We grow our some of our apples and pears using a unique method, as developed by nurseries like Fleuren and Hostetler Farms. Knipboom fruit trees are relatively unknown in Canada, but are now the standard in Europe. With a little change of operations we can get a larger tree which will bear fruit sooner, compared to traditional chip budded trees.
With this new growing technique, the trees are grafted in spring, planted and left to grow for a year, then cut around the 65cm mark while dormant; we keep the lower part of the tree pruned until May in the second year, which pushes the trees into an explosive growth during their second year, as shown below. Traditionally chip grafted trees just don't have that advantage and only grow as whips, with possible feathering. Our trees are a mix of knipboom's and chip budded(grafted) trees: some are feathered and some are whips, and some we consider 2-year grade trees (Knipbooms).
Whips & feathered trees: these are 1 meter minimum including roots, whips have no branching, and feathered trees have some branching.
2 Year/Knipbooms: these are 1 meter minimum including roots, with 3 or more branches 30cm or longer.
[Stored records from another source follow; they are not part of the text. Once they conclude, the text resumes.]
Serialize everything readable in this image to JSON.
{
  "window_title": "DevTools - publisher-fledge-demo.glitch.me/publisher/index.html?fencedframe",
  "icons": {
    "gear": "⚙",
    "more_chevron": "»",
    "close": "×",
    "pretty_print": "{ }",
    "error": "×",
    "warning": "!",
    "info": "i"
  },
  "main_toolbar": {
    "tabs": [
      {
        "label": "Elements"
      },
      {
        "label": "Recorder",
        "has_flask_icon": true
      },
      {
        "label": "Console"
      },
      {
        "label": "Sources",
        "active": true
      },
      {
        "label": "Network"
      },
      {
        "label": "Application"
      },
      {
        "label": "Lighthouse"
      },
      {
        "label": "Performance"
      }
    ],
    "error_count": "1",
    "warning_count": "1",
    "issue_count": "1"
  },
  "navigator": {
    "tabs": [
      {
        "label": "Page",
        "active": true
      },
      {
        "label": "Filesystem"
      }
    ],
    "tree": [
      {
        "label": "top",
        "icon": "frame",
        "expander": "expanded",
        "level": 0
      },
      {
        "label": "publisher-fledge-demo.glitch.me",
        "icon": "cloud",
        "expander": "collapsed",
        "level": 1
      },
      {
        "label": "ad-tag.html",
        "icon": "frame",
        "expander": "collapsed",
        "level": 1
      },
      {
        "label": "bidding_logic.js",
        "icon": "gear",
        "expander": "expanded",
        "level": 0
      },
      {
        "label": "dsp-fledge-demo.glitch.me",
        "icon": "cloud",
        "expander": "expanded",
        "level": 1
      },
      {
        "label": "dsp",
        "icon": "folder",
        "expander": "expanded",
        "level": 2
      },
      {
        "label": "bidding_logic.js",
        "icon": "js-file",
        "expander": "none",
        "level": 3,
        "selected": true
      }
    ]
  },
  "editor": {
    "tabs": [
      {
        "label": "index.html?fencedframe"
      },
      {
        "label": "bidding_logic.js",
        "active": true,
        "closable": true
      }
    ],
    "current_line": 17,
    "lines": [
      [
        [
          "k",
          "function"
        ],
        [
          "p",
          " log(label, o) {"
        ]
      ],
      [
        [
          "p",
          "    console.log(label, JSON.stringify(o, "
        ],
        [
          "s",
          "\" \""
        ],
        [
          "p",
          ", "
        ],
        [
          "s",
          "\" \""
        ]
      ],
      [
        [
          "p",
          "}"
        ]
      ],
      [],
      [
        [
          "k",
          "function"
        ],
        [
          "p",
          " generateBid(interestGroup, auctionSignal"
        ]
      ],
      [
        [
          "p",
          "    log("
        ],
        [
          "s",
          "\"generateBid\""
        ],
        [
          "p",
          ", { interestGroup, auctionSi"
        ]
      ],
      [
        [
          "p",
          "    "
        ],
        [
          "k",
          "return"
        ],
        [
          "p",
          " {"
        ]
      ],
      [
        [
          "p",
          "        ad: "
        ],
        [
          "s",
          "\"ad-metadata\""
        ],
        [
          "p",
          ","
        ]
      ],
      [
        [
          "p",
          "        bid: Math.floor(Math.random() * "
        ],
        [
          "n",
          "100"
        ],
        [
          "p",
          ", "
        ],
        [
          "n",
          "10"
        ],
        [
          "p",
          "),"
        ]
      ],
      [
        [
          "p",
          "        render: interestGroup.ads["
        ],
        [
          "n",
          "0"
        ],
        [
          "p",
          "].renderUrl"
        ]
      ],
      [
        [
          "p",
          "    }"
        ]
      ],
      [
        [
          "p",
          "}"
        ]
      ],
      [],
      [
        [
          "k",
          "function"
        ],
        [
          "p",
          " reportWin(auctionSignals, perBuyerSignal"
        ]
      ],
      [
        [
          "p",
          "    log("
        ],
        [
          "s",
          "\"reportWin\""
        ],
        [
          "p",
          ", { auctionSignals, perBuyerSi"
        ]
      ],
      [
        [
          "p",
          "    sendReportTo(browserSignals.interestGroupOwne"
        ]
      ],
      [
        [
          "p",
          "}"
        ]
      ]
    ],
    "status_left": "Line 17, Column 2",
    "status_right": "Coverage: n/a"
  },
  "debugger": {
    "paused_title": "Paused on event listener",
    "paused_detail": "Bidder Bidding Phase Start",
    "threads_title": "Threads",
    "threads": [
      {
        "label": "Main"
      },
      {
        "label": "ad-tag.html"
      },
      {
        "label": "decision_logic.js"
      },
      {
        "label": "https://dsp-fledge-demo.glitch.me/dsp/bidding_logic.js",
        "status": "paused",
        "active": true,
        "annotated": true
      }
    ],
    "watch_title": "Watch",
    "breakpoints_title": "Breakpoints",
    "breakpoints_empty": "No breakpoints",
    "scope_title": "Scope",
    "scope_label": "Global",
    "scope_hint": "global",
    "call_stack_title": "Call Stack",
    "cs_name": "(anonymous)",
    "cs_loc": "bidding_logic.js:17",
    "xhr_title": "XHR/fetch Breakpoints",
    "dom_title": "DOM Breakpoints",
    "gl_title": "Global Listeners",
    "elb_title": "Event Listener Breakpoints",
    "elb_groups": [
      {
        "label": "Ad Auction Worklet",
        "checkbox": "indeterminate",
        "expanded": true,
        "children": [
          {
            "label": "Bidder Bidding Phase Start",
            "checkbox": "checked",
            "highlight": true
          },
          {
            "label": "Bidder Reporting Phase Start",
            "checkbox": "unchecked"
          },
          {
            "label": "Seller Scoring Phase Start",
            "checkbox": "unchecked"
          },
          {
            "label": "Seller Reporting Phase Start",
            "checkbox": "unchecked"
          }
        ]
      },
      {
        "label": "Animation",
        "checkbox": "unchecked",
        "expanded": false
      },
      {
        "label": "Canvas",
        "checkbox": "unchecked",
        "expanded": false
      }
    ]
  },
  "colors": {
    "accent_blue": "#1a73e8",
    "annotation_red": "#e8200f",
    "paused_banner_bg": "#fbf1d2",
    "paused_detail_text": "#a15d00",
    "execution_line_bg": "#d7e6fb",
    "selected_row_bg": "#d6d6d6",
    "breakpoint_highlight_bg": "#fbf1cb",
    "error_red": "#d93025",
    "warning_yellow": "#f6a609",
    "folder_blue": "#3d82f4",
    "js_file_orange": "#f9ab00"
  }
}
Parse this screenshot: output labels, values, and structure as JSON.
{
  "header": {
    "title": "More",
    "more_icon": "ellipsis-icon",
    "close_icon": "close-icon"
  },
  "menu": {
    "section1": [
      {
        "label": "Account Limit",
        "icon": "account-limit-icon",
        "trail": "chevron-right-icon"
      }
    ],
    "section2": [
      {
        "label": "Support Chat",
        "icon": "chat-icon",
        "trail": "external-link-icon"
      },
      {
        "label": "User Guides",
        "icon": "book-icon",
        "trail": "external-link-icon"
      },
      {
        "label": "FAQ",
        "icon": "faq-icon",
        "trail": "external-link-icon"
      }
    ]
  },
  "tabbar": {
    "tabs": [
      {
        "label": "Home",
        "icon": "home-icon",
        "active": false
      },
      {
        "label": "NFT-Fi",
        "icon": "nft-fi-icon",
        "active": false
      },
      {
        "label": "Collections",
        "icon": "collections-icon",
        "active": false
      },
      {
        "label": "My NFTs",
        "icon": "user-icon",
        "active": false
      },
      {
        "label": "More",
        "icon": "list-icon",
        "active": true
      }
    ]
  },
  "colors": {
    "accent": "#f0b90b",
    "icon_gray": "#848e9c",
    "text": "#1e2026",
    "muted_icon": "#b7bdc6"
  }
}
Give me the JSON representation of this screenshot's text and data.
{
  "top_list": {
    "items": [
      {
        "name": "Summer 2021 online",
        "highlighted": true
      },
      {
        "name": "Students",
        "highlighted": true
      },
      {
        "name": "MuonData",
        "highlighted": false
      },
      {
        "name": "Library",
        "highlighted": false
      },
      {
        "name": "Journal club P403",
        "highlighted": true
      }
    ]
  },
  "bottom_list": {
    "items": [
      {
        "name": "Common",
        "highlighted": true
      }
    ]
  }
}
On staking and straightness: over the years, we have begun staking less and less; while this means the trees do have a little more character, it also means they have endured the weather, on their own. They have bent back and forth in the wind, building layer after layer of lignin. Lignin is key to building cell walls in trees (bark), and responsible for creating strength and rigidity in a tree. They are strong and have stood the test of 80km winds, that heavy, wet snow in late October and winter ice storms, and come out more resilient than before.